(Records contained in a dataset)
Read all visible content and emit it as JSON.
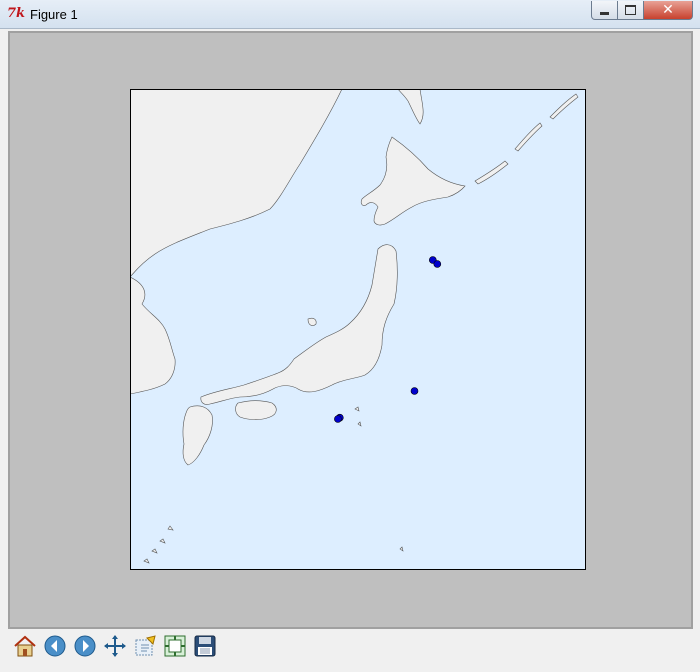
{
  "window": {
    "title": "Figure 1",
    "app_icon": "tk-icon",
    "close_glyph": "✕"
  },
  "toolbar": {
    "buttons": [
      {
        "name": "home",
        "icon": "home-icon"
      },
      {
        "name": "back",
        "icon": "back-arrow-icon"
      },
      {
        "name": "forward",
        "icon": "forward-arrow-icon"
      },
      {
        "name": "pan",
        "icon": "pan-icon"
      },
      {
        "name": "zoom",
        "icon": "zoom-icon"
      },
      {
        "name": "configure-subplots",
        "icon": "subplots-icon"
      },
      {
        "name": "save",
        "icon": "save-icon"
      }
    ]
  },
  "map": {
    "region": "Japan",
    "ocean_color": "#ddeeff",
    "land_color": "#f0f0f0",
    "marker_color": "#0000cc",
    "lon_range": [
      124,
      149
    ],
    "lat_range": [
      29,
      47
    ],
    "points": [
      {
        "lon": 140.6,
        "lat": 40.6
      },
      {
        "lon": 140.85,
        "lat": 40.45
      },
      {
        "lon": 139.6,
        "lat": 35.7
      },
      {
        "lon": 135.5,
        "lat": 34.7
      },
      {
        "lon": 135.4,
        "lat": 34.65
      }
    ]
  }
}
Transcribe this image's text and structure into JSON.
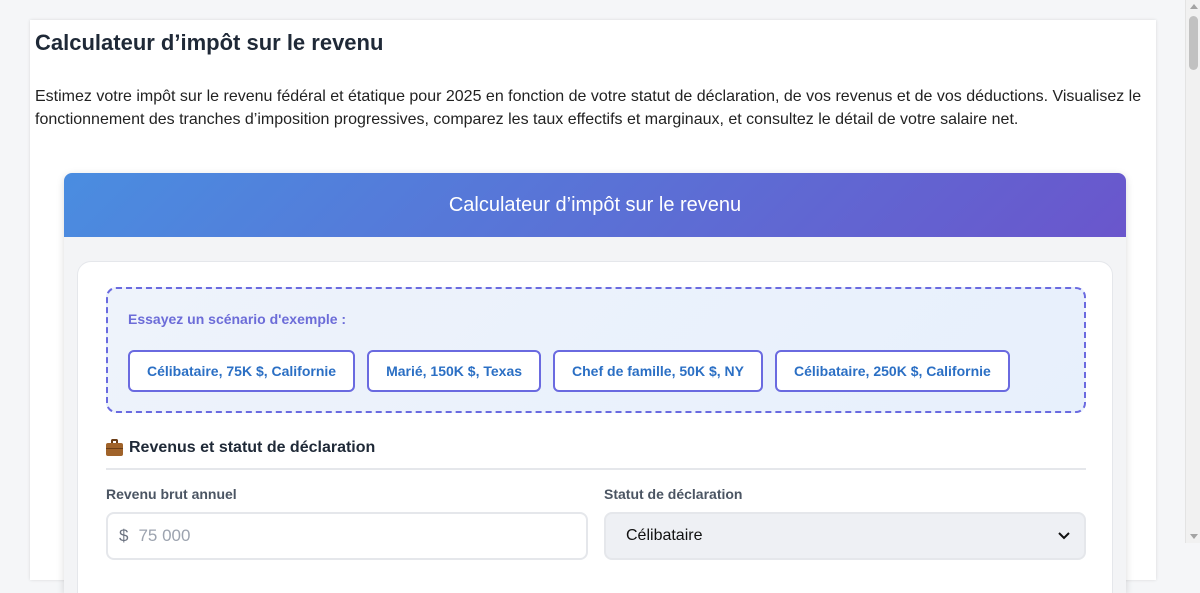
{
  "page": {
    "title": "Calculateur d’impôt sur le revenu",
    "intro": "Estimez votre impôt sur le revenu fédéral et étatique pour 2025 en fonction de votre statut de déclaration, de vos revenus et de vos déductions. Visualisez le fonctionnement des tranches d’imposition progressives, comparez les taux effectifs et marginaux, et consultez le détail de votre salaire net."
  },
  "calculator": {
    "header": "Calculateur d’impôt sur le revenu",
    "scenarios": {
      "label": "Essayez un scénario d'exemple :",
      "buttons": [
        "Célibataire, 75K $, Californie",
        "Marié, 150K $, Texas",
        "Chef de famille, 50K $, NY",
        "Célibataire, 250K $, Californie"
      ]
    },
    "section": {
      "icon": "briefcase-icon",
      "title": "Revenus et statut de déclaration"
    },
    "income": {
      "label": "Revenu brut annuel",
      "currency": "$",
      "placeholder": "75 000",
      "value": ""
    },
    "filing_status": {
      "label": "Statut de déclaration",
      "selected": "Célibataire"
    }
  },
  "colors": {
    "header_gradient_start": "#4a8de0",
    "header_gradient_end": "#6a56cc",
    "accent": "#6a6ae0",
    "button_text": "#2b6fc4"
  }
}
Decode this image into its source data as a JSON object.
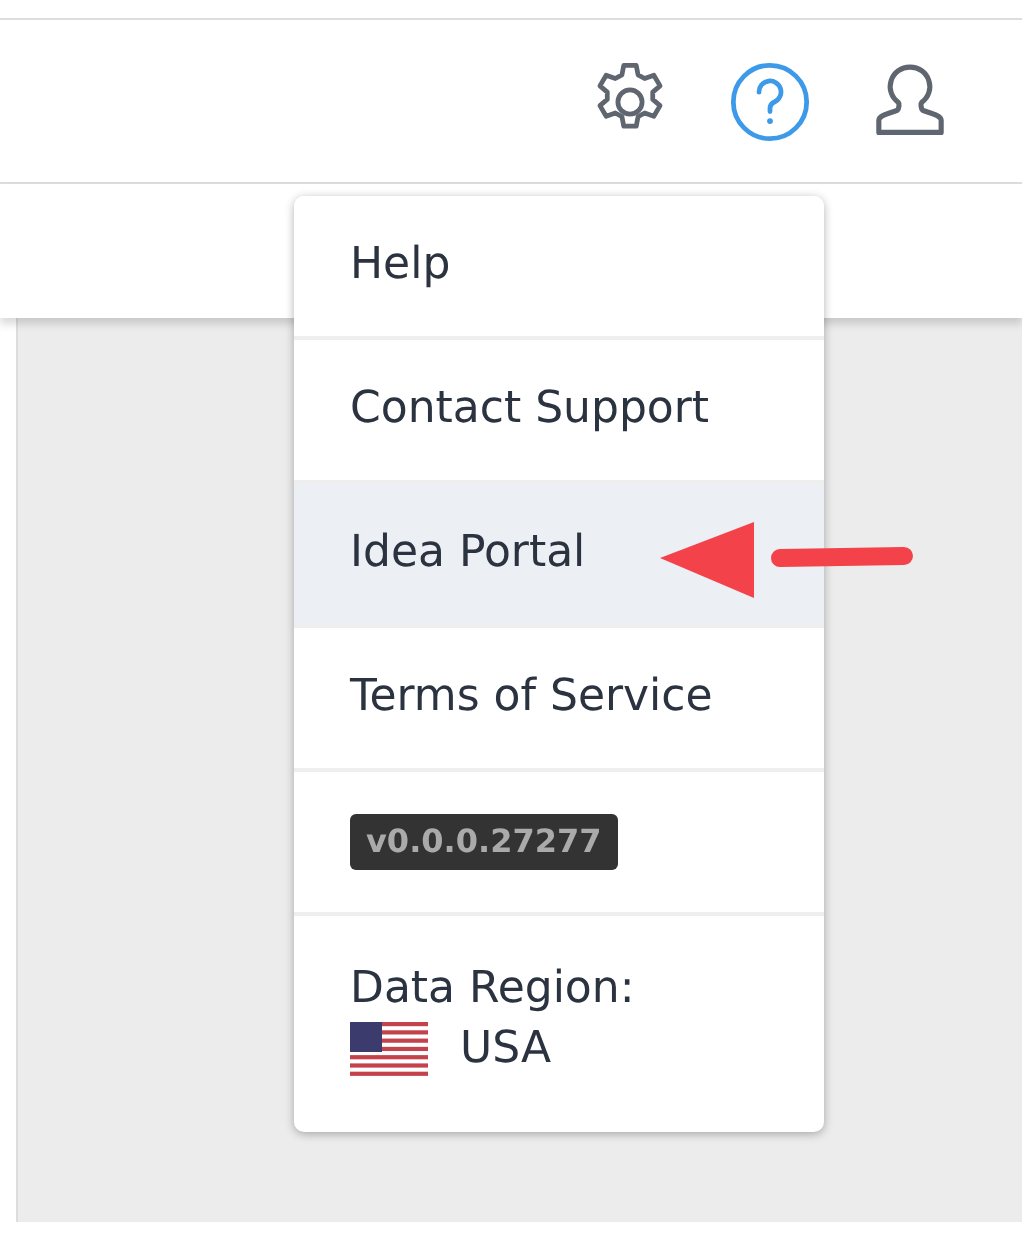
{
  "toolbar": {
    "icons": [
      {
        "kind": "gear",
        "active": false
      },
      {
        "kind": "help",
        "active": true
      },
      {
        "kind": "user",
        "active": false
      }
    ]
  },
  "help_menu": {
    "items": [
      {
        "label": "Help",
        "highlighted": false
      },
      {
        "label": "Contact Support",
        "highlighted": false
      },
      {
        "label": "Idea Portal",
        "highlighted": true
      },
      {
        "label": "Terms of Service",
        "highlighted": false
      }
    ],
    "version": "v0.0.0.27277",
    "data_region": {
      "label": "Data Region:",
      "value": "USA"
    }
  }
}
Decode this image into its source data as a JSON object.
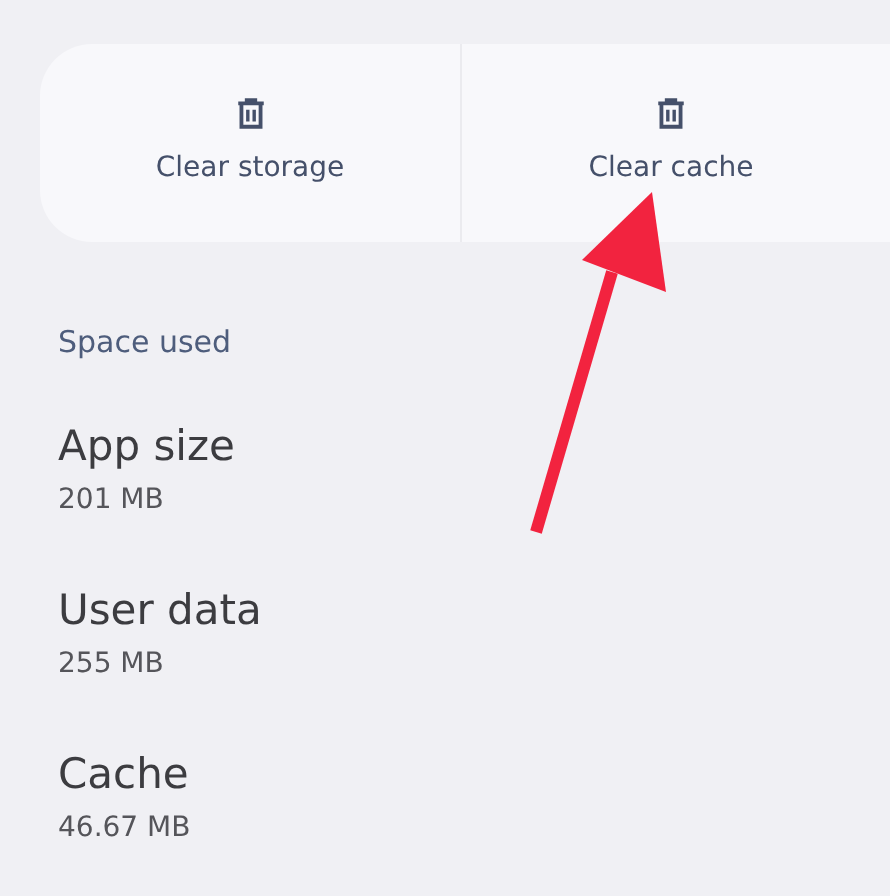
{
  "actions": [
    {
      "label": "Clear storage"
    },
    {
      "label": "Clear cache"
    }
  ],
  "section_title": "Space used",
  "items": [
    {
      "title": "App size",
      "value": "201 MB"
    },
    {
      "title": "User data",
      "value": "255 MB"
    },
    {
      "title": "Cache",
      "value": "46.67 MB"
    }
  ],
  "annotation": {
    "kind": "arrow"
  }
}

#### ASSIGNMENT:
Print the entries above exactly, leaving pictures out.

#### SOLUTION FOR THIS PROBLEM:
Read all visible content and emit it as JSON.
{
  "window": {
    "title": "Figure 1",
    "app_icon": "tk-icon",
    "close_glyph": "✕"
  },
  "toolbar": {
    "buttons": [
      {
        "name": "home",
        "icon": "home-icon"
      },
      {
        "name": "back",
        "icon": "back-arrow-icon"
      },
      {
        "name": "forward",
        "icon": "forward-arrow-icon"
      },
      {
        "name": "pan",
        "icon": "pan-icon"
      },
      {
        "name": "zoom",
        "icon": "zoom-icon"
      },
      {
        "name": "configure-subplots",
        "icon": "subplots-icon"
      },
      {
        "name": "save",
        "icon": "save-icon"
      }
    ]
  },
  "map": {
    "region": "Japan",
    "ocean_color": "#ddeeff",
    "land_color": "#f0f0f0",
    "marker_color": "#0000cc",
    "lon_range": [
      124,
      149
    ],
    "lat_range": [
      29,
      47
    ],
    "points": [
      {
        "lon": 140.6,
        "lat": 40.6
      },
      {
        "lon": 140.85,
        "lat": 40.45
      },
      {
        "lon": 139.6,
        "lat": 35.7
      },
      {
        "lon": 135.5,
        "lat": 34.7
      },
      {
        "lon": 135.4,
        "lat": 34.65
      }
    ]
  }
}
Transcribe this image's text and structure into JSON.
{
  "page": {
    "title": "Calculateur d’impôt sur le revenu",
    "intro": "Estimez votre impôt sur le revenu fédéral et étatique pour 2025 en fonction de votre statut de déclaration, de vos revenus et de vos déductions. Visualisez le fonctionnement des tranches d’imposition progressives, comparez les taux effectifs et marginaux, et consultez le détail de votre salaire net."
  },
  "calculator": {
    "header": "Calculateur d’impôt sur le revenu",
    "scenarios": {
      "label": "Essayez un scénario d'exemple :",
      "buttons": [
        "Célibataire, 75K $, Californie",
        "Marié, 150K $, Texas",
        "Chef de famille, 50K $, NY",
        "Célibataire, 250K $, Californie"
      ]
    },
    "section": {
      "icon": "briefcase-icon",
      "title": "Revenus et statut de déclaration"
    },
    "income": {
      "label": "Revenu brut annuel",
      "currency": "$",
      "placeholder": "75 000",
      "value": ""
    },
    "filing_status": {
      "label": "Statut de déclaration",
      "selected": "Célibataire"
    }
  },
  "colors": {
    "header_gradient_start": "#4a8de0",
    "header_gradient_end": "#6a56cc",
    "accent": "#6a6ae0",
    "button_text": "#2b6fc4"
  }
}
Decode this image into its source data as a JSON object.
{
  "toolbar": {
    "icons": [
      {
        "kind": "gear",
        "active": false
      },
      {
        "kind": "help",
        "active": true
      },
      {
        "kind": "user",
        "active": false
      }
    ]
  },
  "help_menu": {
    "items": [
      {
        "label": "Help",
        "highlighted": false
      },
      {
        "label": "Contact Support",
        "highlighted": false
      },
      {
        "label": "Idea Portal",
        "highlighted": true
      },
      {
        "label": "Terms of Service",
        "highlighted": false
      }
    ],
    "version": "v0.0.0.27277",
    "data_region": {
      "label": "Data Region:",
      "value": "USA"
    }
  }
}
Decode this image into its source data as a JSON object.
{
  "actions": [
    {
      "label": "Clear storage"
    },
    {
      "label": "Clear cache"
    }
  ],
  "section_title": "Space used",
  "items": [
    {
      "title": "App size",
      "value": "201 MB"
    },
    {
      "title": "User data",
      "value": "255 MB"
    },
    {
      "title": "Cache",
      "value": "46.67 MB"
    }
  ],
  "annotation": {
    "kind": "arrow"
  }
}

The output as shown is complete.